For me, that sums it up perfectly – to fully understand the function of the core and how our muscles have been designed to work together is a key step to achieve optimal health, increase strength, and to experience a full range of movement.

Maybe it’s time to rethink what core strength means to you?

In general, your core is the area of your body between the ribs and the hips.  Many people who get in contact with me at the Pilates Studio tell me they need to improve their ‘core strength’ to provide a solution to a pain they are experiencing, to prevent injury, to stop symptoms associated with pelvic floor problems, to achieve a flatter tummy, to have the ability to lift heavier weights, or maybe to improve their mobility.

But what exactly do you know about the ‘core’, and when you mention ‘core strength’ what is your understanding?

Your core is more than your abdominal muscles

Let’s say you’re after a more sculptured look: a toned tummy with visible muscle definition. Without understanding your core’s function, you may have been tempted previously to adopt the more traditional abdominal-centric approach which focusses on training your abdominal muscles through sit-ups, planks, etc.

The traditional method builds and tones these muscles through voluntary movement to provide and can contribute to increased strength of those muscles.  However, the strength of the ‘core’ comes from the muscles to co-ordinate, to be supportive and the capacity to relax when needed.

What may also be happening whilst performing more isolated ‘core’ exercises is:

  • Training muscles in isolation potentially creates increased tension in the muscles, preventing them from releasing when needed and preventing them from working effectively with the other muscle. All muscles have an opposition to work with and against.  If there is too much tension in one muscles there will also been too much in the opposing muscle.  Either both start to be inhibiting in their capacity to be fully supportive when needed.
  • Our daily activities and working positions encourages a developmental change in alignment and muscle balance in the body. Isolated ‘core’ exercises then train that body position further.  This can compromise the capacity for the deeper stabilising muscles of the ‘core’ (multifidus, the pelvic floor, the diaphragm, and the transverse abdominals) to perform their roles of supporting the spine and control the pressure within the body and hampering the ability to attain optimal core function and strength.

In a nutshell, traditional methods of core exercise have the potential to create an imbalance which can compromise the body and lead to experiences of discomfort, limited movement, and problems with your pelvic floor.

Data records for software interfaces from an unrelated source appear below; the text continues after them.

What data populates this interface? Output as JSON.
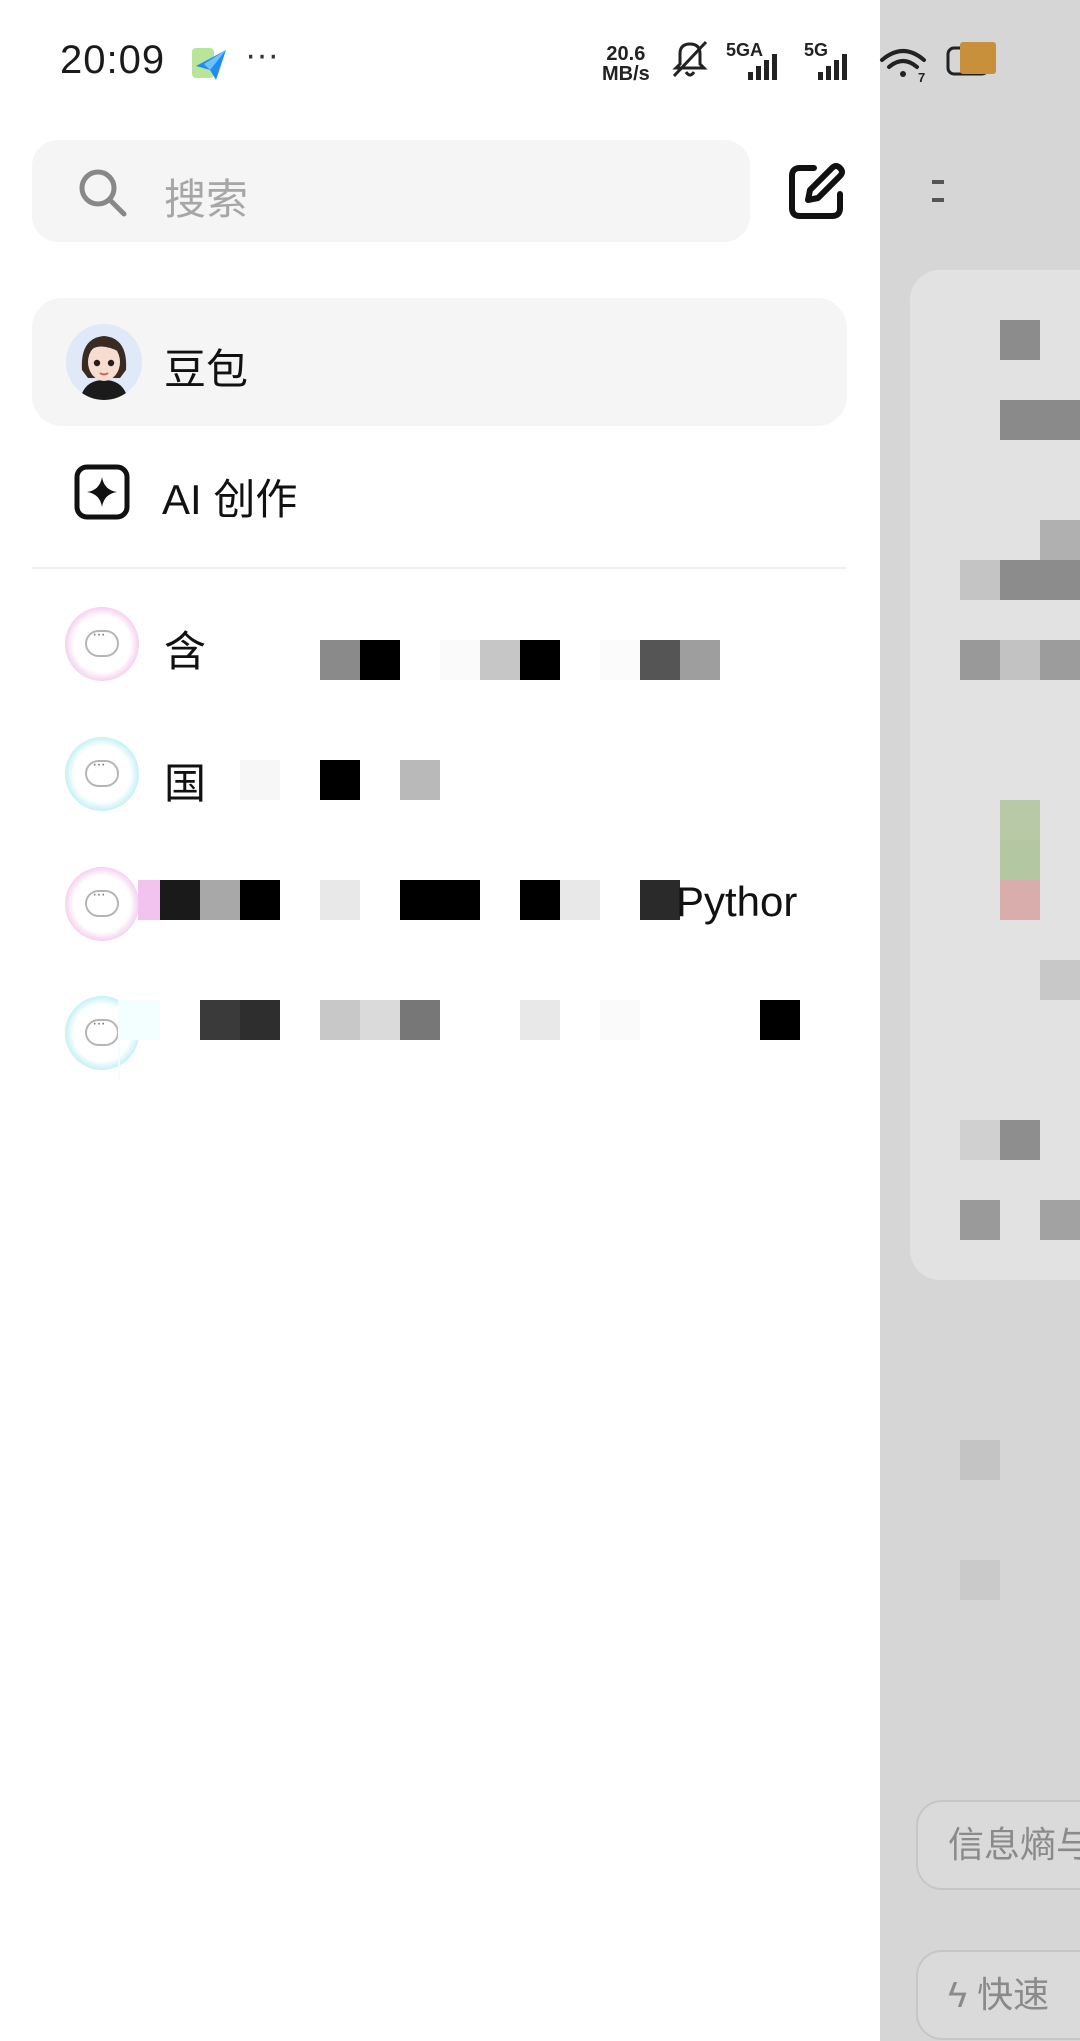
{
  "status_bar": {
    "time": "20:09",
    "more_dots": "···",
    "net_speed_value": "20.6",
    "net_speed_unit": "MB/s",
    "sim1_label": "5GA",
    "sim2_label": "5G",
    "wifi_label": "7"
  },
  "search": {
    "placeholder": "搜索",
    "icon": "search-icon"
  },
  "new_chat_icon": "edit-icon",
  "main_items": [
    {
      "label": "豆包",
      "icon": "doubao-avatar",
      "selected": true
    },
    {
      "label": "AI 创作",
      "icon": "sparkle-icon"
    }
  ],
  "chats": [
    {
      "title": "含",
      "icon": "chat-bubble-icon",
      "color": "pink"
    },
    {
      "title": "国",
      "icon": "chat-bubble-icon",
      "color": "cyan"
    },
    {
      "title": "Pythor",
      "icon": "chat-bubble-icon",
      "color": "pink"
    },
    {
      "title": "",
      "icon": "chat-bubble-icon",
      "color": "cyan"
    }
  ],
  "background_app": {
    "chip_1": "信息熵与",
    "chip_2": "快速"
  },
  "colors": {
    "drawer_bg": "#ffffff",
    "search_bg": "#f5f5f5",
    "selected_row_bg": "#f5f5f5",
    "overlay": "#d6d6d6",
    "pink_ring": "#f2c3ee",
    "cyan_ring": "#b3ecf7"
  }
}
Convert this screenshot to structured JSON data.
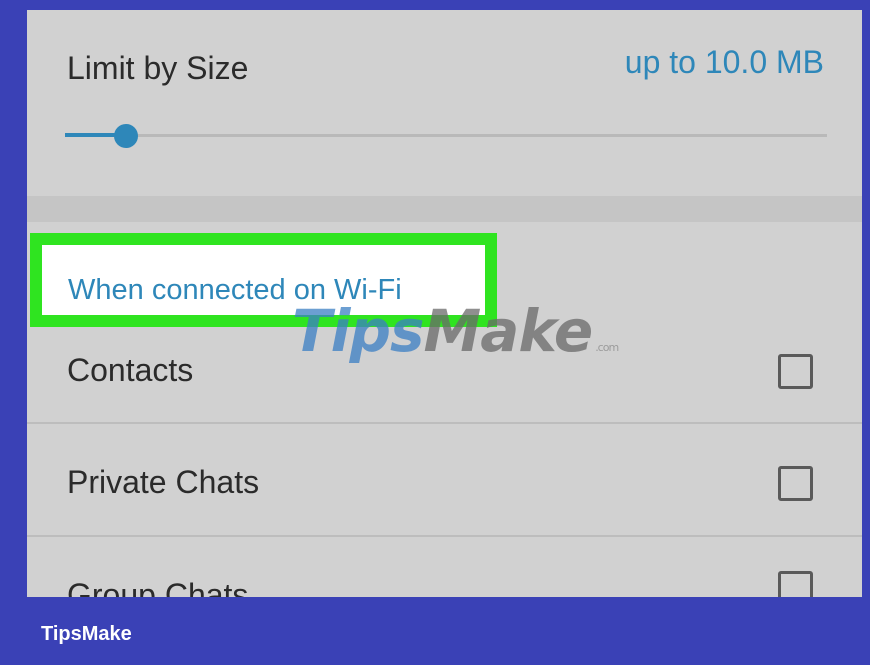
{
  "size_limit": {
    "label": "Limit by Size",
    "value": "up to 10.0 MB",
    "slider_fraction": 0.08
  },
  "section": {
    "header": "When connected on Wi-Fi",
    "items": [
      {
        "label": "Contacts",
        "checked": false
      },
      {
        "label": "Private Chats",
        "checked": false
      },
      {
        "label": "Group Chats",
        "checked": false
      }
    ]
  },
  "watermark": {
    "part1": "Tips",
    "part2": "Make",
    "suffix": ".com"
  },
  "footer": {
    "brand": "TipsMake"
  },
  "colors": {
    "accent": "#2e87b9",
    "highlight": "#2fe420",
    "frame": "#3a41b6",
    "background": "#d1d1d1"
  }
}
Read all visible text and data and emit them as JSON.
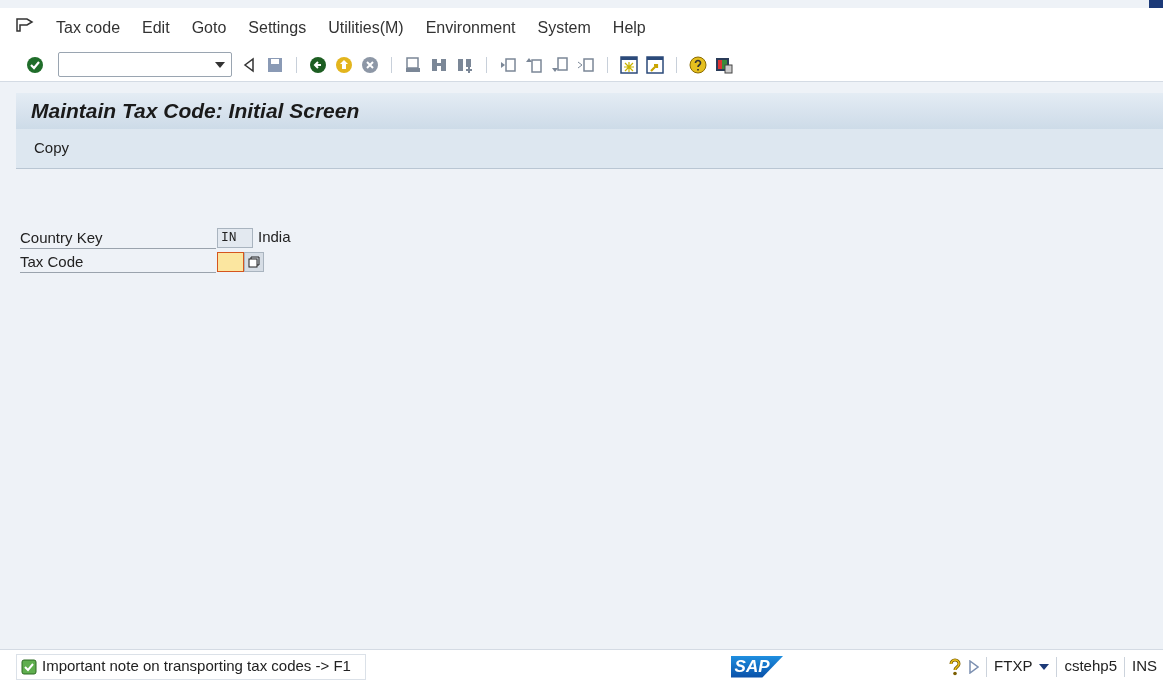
{
  "menu": [
    {
      "label": "Tax code"
    },
    {
      "label": "Edit"
    },
    {
      "label": "Goto"
    },
    {
      "label": "Settings"
    },
    {
      "label": "Utilities(M)"
    },
    {
      "label": "Environment"
    },
    {
      "label": "System"
    },
    {
      "label": "Help"
    }
  ],
  "title": "Maintain Tax Code: Initial Screen",
  "app_toolbar": [
    "Copy"
  ],
  "fields": [
    {
      "label": "Country Key",
      "value": "IN",
      "description": "India",
      "focused": false
    },
    {
      "label": "Tax Code",
      "focused": true
    }
  ],
  "status_bar": {
    "message": "Important note on transporting tax codes -> F1",
    "logo": "SAP",
    "transaction": "FTXP",
    "server": "cstehp5",
    "mode": "INS"
  }
}
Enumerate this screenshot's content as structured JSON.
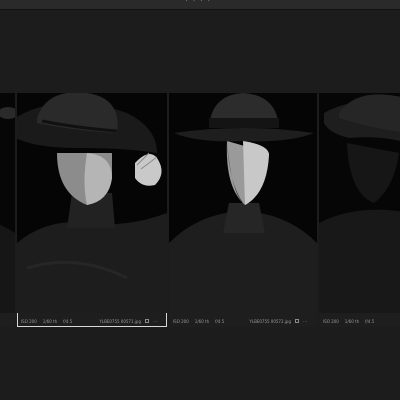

Doing ‘core’ exercises is not wrong, completely depends on what you are trying to do. However, they need to be considered in relation to where movement does or doesn’t already happen in the body and how the body is achieving the exercises.  I can think of many more effective muscles for the ‘core’ that incorporates the function of the body and I don’t know about you but I would always rather do one exercise that gives more ‘bang for my buck’ than spend longer doing several isolated exercises!